Theresa May resignation speech

Do it better than Theresa May – get buy in to your recruitment strategy

Karen Lloyd employer

No matter what your opinion of Theresa May, as she stepped down as Tory leader recently, she will undoubtedly be remembered for one thing – her failure to deliver a Brexit that Parliament could buy into.  

Her attempt to manage the country through an enormous change management process and juggle myriad conflicting opinions was ultimately unsuccessful, whether you consider that she was dealt an impossible hand or simply incompetent.  But it did get us thinking.  

Change management in business can also be an insurmountable task, if you don’t have the wider buy in.  Often, a new recruitment strategy is part of that process and it can be very difficult to get support for your vision, especially when it is a new approach for the business.

We’ve worked with numerous companies, teams and hiring managers over the years, helping them to overcome objections and stumbling blocks.  So, we thought we’d share our most successful tips to get buy in to your recruitment vision.

  • Establish who you need buy in from.  This will be dependent on your position, what level of marketing job role you are recruiting, and ultimately what you are trying to achieve.  For marketing at senior level you may need to reach out to the board.    If at management level, then your direct line manager, the budget holder (not always the same person), team peers (if a wide sweeping change / new skill sets etc.) and HR are usually the ones to consider.

  • Be sure the budget is available!  This sounds like a no brainer, but it is amazing how many hires have gone south part way through because there is no budget available.

  • How do you get the buy in?
  1. Be clear what you want to achieve and how you are going to get there, including the process (if you are deviating from standard process, it is vital to include HR here).

  2. Establish what benefits or savings it will bring to the team and the business e.g. you want to hire a graphic designer to bring design in-house which will save the business £xx on agency fees per year.  Or you may want to bring in new expertise that can open up new channels / routes to market or digital skills for new campaigns.
      
  3. Think creatively – if budget is an issue for example, could contract or part time be a short-term resolution to prove the success?

  4. Be open and transparent – if you are trying to implement a series of sweeping changes, consult with your peers who will be affected in plenty of time.  After the hire is complete is not the time to do it.  Whilst they may not influence the decision-making process, they can make the adoption of the new marketing hire and team direction challenging in the long run.

  5. Senior people may want to get involved in the decision-making process.  This can be frustrating as there is often a difference of opinion; not necessarily in skill set, but more usually in terms of soft skills and culture fit.  

    If this person can overrule your decisions, you must be careful and remember that you are the line manager and will ultimately end up working and managing this marketer.  In this case you need to get them on side as much as possible to share your vision, so you are not trying to hire two different people – feel them out in advance of any interviews so you present a united front.


Ultimately, this process is about your relationship management skills coming to the fore.

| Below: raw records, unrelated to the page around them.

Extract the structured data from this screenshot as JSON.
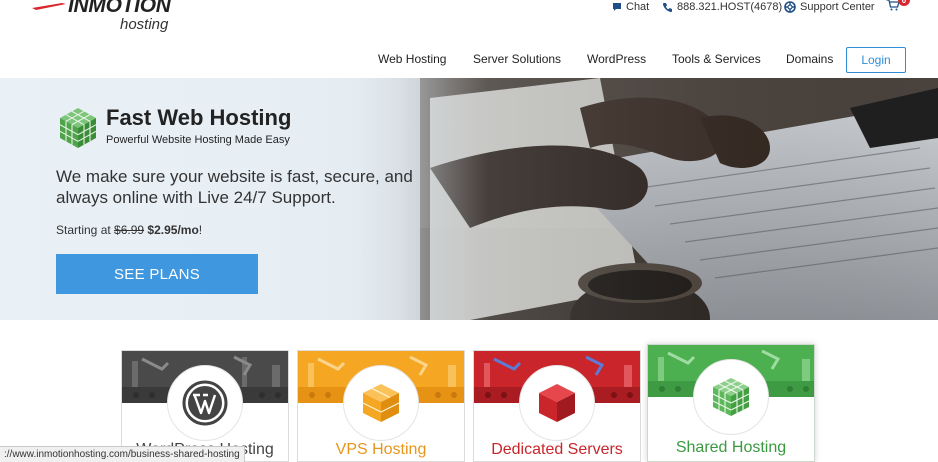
{
  "brand": {
    "logo_main": "INMOTION",
    "logo_sub": "hosting",
    "accent": "#3f97df",
    "red": "#d9272e"
  },
  "utility": {
    "chat": "Chat",
    "phone": "888.321.HOST(4678)",
    "support": "Support Center",
    "cart_count": "0"
  },
  "nav": {
    "items": [
      "Web Hosting",
      "Server Solutions",
      "WordPress",
      "Tools & Services",
      "Domains"
    ],
    "login": "Login"
  },
  "hero": {
    "title": "Fast Web Hosting",
    "subtitle": "Powerful Website Hosting Made Easy",
    "description": "We make sure your website is fast, secure, and always online with Live 24/7 Support.",
    "price_prefix": "Starting at",
    "price_old": "$6.99",
    "price_new": "$2.95/mo",
    "price_suffix": "!",
    "cta": "SEE PLANS"
  },
  "cards": [
    {
      "title": "WordPress Hosting",
      "color": "#4a4a4a",
      "icon": "wordpress-icon",
      "title_color": "#444444"
    },
    {
      "title": "VPS Hosting",
      "color": "#f5a623",
      "icon": "vps-cube-icon",
      "title_color": "#e8951a"
    },
    {
      "title": "Dedicated Servers",
      "color": "#c9252b",
      "icon": "dedicated-cube-icon",
      "title_color": "#c9252b"
    },
    {
      "title": "Shared Hosting",
      "color": "#4caf50",
      "icon": "shared-cube-icon",
      "title_color": "#3a9a40"
    }
  ],
  "status_bar": {
    "url": "://www.inmotionhosting.com/business-shared-hosting"
  }
}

Use them in order to carefully manage and work your way around those objections that may be presented.  But, if you are passionate and as open as possible about what you are trying to achieve and why, then you are off to a good head start and should achieve your goal.

Image: Contains public sector information licensed under the Open Government Licence v3.0
Source: https://www.gov.uk/